NC State's Audio Abstract
NC State's Audio Abstract
Podcast: Mosquitoes and Disease

Mathematical biologist Alun Lloyd talks about the spread of mosquito-borne illnesses in the U.S. and the methods we can use to stop them. Read on for some highlights.

“Viruses can’t reproduce by themselves,” says Lloyd. “In order to reproduce, they need to use the cellular machinery of a host species.

“Mosquito-borne infections of viruses that infect humans generally have a two step life cycle. They have to be in the mosquito and then they get transmitted to a person and then they get transmitted back to the mosquito. There can be some exceptions to that, but generally the infection is going backwards and forwards between the mosquito and the human. Of course, where it originally comes from is a bit like chicken and egg.

“We make mathematical models that actually describe how transmission happens back and forth between humans and mosquitoes.”

“If we know, or if we can predict, how many mosquitoes there are, what fraction of the human population has infection, and what the probability of transmission is when a mosquito bites a person, then we can figure out how many mosquitoes are going to catch infection. Then we asked the question the other direction. We can figure out how many people are going to have the infection and we can figure out how the virus moves through this transmission chain.”

If the mosquitoes that can carry viruses like Dengue and Zika are already here, how do we stop the spread? One answer could be releasing genetically modified mosquitoes into the local mosquito population.

“I’m always staggered by the amount of press that say, for example, shark attacks get, and if you look up the numbers, there are something like around the world, 10 human deaths from shark attacks every year. But if you look at mosquitoes and the infections they carry, those mosquitoes and their infections kill about 750,000 people every year still.”

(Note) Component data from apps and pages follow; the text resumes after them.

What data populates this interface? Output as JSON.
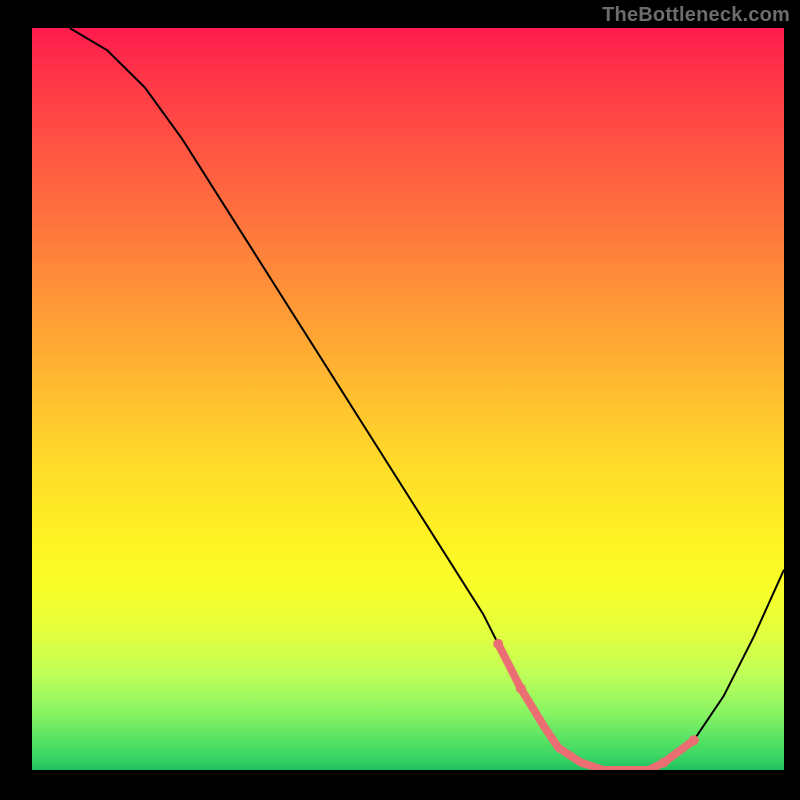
{
  "attribution": "TheBottleneck.com",
  "colors": {
    "frame": "#000000",
    "curve": "#000000",
    "markers": "#eb6e72",
    "gradient_top": "#ff1a4d",
    "gradient_bottom": "#1fc060"
  },
  "chart_data": {
    "type": "line",
    "title": "",
    "xlabel": "",
    "ylabel": "",
    "xlim": [
      0,
      100
    ],
    "ylim": [
      0,
      100
    ],
    "grid": false,
    "legend": false,
    "series": [
      {
        "name": "bottleneck-curve",
        "x": [
          5,
          10,
          15,
          20,
          25,
          30,
          35,
          40,
          45,
          50,
          55,
          60,
          62,
          65,
          68,
          70,
          73,
          76,
          79,
          82,
          84,
          88,
          92,
          96,
          100
        ],
        "y": [
          100,
          97,
          92,
          85,
          77,
          69,
          61,
          53,
          45,
          37,
          29,
          21,
          17,
          11,
          6,
          3,
          1,
          0,
          0,
          0,
          1,
          4,
          10,
          18,
          27
        ]
      }
    ],
    "marker_region": {
      "name": "optimal-range",
      "x": [
        62,
        65,
        68,
        70,
        73,
        76,
        79,
        82,
        84,
        88
      ],
      "y": [
        17,
        11,
        6,
        3,
        1,
        0,
        0,
        0,
        1,
        4
      ]
    },
    "background": "rainbow-vertical"
  }
}
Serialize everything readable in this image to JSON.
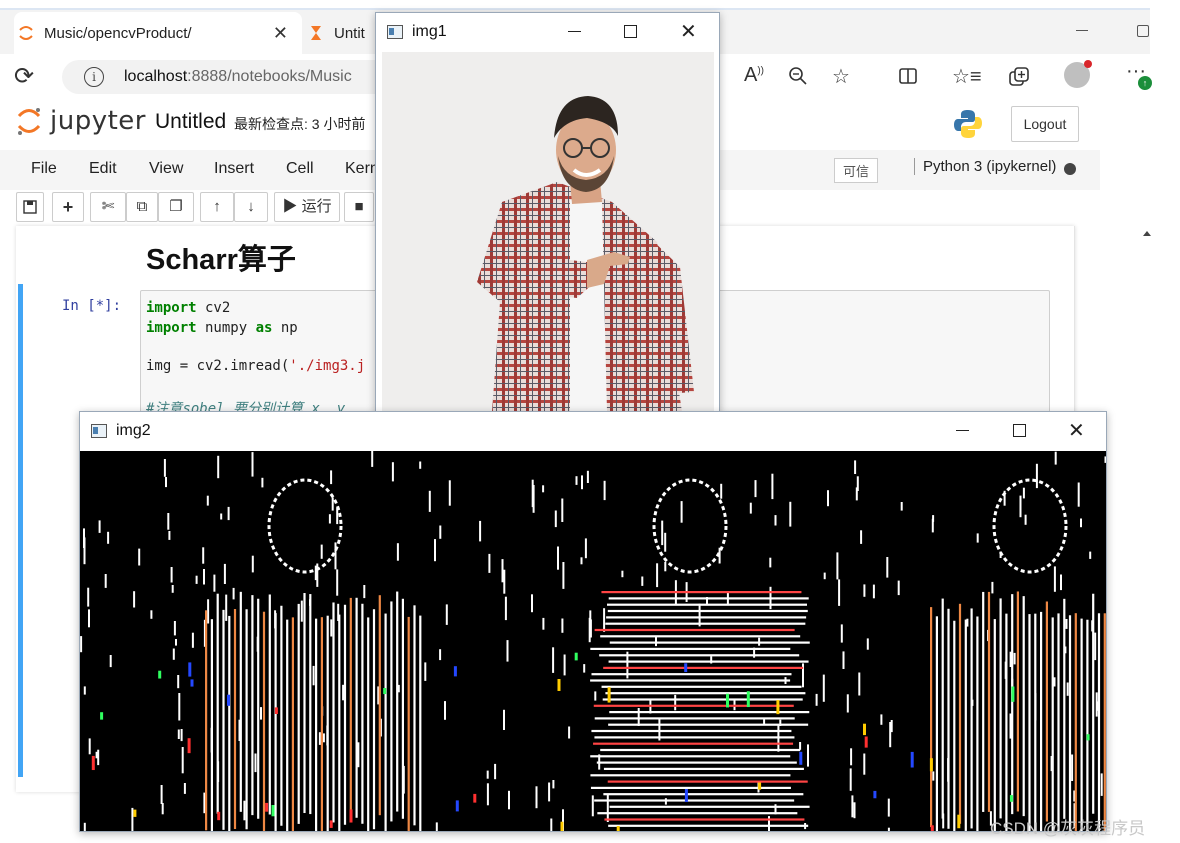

“The modified mosquitoes are Aedes aegypti mosquitoes that have been modified to carry a gene that prevents their offspring from surviving to adulthood,” Lloyd says. “The idea is you release lots of these altered (male) mosquitoes, so that many or most of the native Aedes aegypti mosquitoes mate with these modified mosquitoes. Then the offspring from all those matings will be doomed. They won’t survive to adulthood.”

“Male mosquitoes don’t bite. So you neither increase the nuisance nor the disease risk.”